Snap Fact #171

President Obama Strengthened A Bush Era Initiative To Focus On Science, Technology, Engineering And Math!
Today's SNAP-CAP is just another example of the stark differences between the Democratic controlled 112 Congress and the Republican dominated 112th. There are basic elements that make our country strong. Among them are education, employment opportunities for all, a fair Supreme Court, and a strong and secure middle class. The wide chasm that currently exists between the parties gives citizens a clear choice when we go to the polls on November 6th. The responsible voter pays attention to the issues and evaluates where the candidates and their parties platforms stand on issues that will affect their lives. 

All one needs to do is to compare and contrast the stands of the President and Governor Romney, and the records of the last two Congresses, on key issues and then look in the mirror to see where you stand. The choice between the 111th and 112th Congress is as clear as the choice between the candidates. Before you pull the lever you might ask yourself, do I want our country to have a president supported by a congress like the 111th or the 112th? 

The America COMPETES Reauthorization Act of 2010 (HR 5116), one of the many products of the 111th Congress, was signed into law by President Obama on Jan 4, 2011. COMPETES is the acronym for "Creating Opportunities to Meaningfully Promote Excellence in Technology, Education, and Science". 
The new bill is a comprehensive overhaul of 2007 legislation aimed at a 10-year budget doubling for involved agencies (listed below). 

Ironically, that idea was first proposed by President George W. Bush in 2006 and embraced by the Obama Administration, but in recent months, knocking the plan has become a way for House Republicans to label Democrats as reckless big spenders. 

The America COMPETES Reauthorization Act of 2010 requires the Director of the Office of Science and Technology Policy to establish a committee under the National Science and Technology Council, including the Office of Management and Budget, that has the responsibility of coordinating federal programs and activities in support of STEM* education, including at the National Science Foundation (NSF), Department of Energy (DOE), National Aeronautics and Space Administration (NASA), National Oceanic and Atmospheric Administration (NOAA), Department of Education, and all other federal agencies that have programs and activities in support of STEM education. *STEM stands for the academic and professional disciplines of Science, Technology, Engineering, and Mathematics.

Through federal funding and coordination of initiatives that support key national priorities, the Act strengthens the foundation of the U.S. economy, creates new jobs, and increases U.S. competitiveness abroad.
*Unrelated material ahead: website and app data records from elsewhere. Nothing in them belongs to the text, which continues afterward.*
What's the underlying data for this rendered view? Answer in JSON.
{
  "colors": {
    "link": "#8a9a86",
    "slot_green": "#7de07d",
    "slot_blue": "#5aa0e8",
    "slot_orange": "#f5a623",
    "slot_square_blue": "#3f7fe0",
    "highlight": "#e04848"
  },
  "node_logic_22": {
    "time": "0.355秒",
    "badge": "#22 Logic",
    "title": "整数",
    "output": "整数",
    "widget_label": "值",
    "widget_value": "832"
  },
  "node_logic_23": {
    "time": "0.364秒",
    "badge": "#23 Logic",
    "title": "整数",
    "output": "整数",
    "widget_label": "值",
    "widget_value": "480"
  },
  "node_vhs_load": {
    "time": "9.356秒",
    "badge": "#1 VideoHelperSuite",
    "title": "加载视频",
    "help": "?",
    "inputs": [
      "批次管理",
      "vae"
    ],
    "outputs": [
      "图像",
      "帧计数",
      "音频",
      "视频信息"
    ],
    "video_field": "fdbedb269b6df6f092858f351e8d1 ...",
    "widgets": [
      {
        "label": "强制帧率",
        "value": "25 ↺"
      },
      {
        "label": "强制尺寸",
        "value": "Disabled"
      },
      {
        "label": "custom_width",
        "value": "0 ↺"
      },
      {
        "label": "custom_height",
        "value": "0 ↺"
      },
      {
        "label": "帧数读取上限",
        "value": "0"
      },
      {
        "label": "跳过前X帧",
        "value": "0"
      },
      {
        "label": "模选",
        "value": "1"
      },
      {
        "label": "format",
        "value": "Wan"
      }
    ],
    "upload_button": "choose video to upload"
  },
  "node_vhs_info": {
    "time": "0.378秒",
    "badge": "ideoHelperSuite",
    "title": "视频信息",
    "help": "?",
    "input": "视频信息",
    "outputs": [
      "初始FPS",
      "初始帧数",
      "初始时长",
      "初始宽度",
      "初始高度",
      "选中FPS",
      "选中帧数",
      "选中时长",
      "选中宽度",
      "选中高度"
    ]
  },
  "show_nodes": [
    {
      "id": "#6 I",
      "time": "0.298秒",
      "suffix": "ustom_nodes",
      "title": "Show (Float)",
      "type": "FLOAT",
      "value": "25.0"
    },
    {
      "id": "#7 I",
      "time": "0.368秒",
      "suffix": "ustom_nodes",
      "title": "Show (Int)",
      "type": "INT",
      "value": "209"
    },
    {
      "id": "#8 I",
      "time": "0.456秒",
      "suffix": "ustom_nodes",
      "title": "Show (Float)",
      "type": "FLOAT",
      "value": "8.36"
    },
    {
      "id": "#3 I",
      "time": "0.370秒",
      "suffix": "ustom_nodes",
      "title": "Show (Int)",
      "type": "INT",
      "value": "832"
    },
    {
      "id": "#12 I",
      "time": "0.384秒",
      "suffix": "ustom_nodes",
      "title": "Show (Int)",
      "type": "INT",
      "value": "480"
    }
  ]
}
HR 5116, which updates the America COMPETES Act of 2007, commits $45 billion to science, technology, and education programs over the next three years.